The creation/alter ego of musician/actor Graham Fellows, John Shuttleworth 'is' a middle-aged "versatile singer-songwriter" from Sheffield, South Yorkshire.
Achieving a UK hit single early in his career as Jilted John, Fellows followed the misguided advice of his record label to keep a cult profile and did not see any further hits. In 1985, having signed a songwriting deal with Chappell Music, he was played some of their bad demo tapes and was inspired to create John Shuttleworth, a man with a hum-drum life and little aptitude for pop music who nonetheless writes song after song on his Yamaha keyboard with "built-in auto-accompaniment".

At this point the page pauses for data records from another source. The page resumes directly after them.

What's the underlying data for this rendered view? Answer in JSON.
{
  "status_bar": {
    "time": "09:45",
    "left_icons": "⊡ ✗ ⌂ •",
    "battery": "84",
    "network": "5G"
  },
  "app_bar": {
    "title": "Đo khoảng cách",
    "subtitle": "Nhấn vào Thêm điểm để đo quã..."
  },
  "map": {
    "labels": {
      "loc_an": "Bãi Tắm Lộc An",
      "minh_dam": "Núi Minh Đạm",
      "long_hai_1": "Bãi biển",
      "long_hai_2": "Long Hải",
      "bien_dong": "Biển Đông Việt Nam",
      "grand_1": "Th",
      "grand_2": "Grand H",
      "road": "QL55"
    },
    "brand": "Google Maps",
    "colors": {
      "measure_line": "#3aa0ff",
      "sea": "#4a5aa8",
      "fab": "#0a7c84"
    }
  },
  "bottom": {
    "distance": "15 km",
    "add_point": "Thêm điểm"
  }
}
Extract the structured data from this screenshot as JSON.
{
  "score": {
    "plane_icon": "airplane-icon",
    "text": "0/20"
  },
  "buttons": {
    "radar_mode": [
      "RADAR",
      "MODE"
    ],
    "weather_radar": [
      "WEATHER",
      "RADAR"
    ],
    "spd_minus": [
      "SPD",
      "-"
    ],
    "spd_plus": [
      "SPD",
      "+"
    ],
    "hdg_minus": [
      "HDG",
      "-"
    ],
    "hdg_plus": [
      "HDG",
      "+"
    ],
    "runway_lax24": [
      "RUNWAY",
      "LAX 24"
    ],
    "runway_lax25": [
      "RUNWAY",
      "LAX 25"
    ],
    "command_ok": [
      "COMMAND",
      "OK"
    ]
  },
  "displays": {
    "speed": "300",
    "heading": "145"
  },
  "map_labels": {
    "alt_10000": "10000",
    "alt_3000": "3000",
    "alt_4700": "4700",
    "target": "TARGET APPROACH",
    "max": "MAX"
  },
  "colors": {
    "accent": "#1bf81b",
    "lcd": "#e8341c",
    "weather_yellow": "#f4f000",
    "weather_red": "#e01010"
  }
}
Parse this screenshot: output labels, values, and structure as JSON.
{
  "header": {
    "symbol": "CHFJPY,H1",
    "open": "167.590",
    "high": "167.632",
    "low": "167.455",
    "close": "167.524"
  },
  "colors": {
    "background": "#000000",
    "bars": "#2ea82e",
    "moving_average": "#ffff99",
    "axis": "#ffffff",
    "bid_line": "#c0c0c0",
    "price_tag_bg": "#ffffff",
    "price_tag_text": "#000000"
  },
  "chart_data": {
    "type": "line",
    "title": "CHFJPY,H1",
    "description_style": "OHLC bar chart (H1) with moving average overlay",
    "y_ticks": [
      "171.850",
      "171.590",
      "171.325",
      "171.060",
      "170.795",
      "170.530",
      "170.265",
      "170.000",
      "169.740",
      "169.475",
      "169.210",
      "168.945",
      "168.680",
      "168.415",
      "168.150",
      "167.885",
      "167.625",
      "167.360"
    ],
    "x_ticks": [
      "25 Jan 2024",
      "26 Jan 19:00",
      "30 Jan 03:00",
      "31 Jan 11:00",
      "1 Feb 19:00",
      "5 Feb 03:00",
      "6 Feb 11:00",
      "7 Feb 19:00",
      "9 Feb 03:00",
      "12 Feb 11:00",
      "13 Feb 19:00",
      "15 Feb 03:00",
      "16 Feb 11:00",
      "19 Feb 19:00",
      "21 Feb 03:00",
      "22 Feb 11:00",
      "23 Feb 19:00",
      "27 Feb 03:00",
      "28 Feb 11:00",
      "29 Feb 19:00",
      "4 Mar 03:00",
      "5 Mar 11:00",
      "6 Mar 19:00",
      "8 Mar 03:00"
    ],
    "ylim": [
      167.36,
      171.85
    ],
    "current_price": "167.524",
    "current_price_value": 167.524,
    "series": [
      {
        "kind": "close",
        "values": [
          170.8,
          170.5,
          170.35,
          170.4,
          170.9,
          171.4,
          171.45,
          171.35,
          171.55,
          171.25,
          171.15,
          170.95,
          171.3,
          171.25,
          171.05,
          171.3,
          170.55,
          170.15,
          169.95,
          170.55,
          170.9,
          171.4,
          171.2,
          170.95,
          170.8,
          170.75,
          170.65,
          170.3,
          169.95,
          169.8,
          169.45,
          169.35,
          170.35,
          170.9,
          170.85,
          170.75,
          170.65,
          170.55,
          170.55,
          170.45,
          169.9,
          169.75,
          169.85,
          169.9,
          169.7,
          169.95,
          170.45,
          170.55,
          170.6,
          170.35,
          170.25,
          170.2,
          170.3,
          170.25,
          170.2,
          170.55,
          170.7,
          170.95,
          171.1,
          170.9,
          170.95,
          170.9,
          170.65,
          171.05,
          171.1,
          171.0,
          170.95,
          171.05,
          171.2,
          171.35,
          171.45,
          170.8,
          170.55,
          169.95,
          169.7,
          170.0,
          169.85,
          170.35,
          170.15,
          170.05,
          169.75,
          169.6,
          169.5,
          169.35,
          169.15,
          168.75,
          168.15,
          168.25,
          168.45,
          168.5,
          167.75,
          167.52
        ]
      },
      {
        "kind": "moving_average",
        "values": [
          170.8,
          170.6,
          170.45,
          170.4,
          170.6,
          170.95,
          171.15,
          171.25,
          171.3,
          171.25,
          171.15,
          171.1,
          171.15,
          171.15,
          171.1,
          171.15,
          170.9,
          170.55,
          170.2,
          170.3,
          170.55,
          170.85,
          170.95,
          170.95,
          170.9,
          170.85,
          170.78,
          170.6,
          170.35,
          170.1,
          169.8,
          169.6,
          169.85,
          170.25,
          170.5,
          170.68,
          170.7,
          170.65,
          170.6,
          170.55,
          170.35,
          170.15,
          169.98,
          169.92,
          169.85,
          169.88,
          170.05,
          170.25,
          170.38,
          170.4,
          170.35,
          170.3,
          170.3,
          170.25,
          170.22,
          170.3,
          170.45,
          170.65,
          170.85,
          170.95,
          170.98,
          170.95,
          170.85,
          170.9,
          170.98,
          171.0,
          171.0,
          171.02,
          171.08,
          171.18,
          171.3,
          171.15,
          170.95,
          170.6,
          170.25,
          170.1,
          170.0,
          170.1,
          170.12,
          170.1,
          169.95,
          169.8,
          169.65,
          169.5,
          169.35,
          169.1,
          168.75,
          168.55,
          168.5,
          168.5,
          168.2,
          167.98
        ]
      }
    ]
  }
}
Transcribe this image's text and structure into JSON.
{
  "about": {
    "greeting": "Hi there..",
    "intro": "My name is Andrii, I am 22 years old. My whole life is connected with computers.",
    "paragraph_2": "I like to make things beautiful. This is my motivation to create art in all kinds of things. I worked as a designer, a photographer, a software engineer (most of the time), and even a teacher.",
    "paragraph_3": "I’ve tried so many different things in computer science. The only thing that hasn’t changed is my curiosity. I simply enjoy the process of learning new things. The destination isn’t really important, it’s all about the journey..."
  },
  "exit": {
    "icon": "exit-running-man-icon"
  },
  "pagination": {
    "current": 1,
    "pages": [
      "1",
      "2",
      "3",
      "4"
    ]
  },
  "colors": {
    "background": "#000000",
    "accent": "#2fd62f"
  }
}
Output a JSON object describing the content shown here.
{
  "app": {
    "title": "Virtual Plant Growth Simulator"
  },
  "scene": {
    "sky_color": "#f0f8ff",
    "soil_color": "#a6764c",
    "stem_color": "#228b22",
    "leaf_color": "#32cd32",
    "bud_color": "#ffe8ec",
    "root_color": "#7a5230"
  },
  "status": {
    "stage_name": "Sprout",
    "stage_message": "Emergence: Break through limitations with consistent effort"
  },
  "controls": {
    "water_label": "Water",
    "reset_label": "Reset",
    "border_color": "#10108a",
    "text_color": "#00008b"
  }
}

Shuttleworth was initially confined to home-produced tapes that were only circulated among Fellows' friends (some of these tracks later compiled on 'Blue John') but he gradually became more mainstream, with appearances on Radio 4 ('The Shuttleworths' series), Radio 1 ('Shuttleworth Showtime') and on Jonathan Ross's 'Saturday Zoo' on Channel 4, eventually progressing to his own TV shows ('500 Bus Stops', 'Europigeon') and films ('It's Nice Up North'). Most incongruously, perhaps, Shuttleworth played to 25,000 bemused Blur fans when he supported them at London's Mile End Stadium in 1996. Fellows has also written books as John and regularly tours in character.
The humour of John Shuttleworth is gentle and observational, bearing comparison to the work of Alan Bennett, being similarly rooted in a Northern English perspective. Although John is clearly never going to be a star, we are not invited to mock him, more to identify with him and his hopes and dreams. His songs, though unlikely to top the charts when covered by Clannad or Paul Young, as John perennially hopes, are nonetheless whimsical and clever beyond his understanding.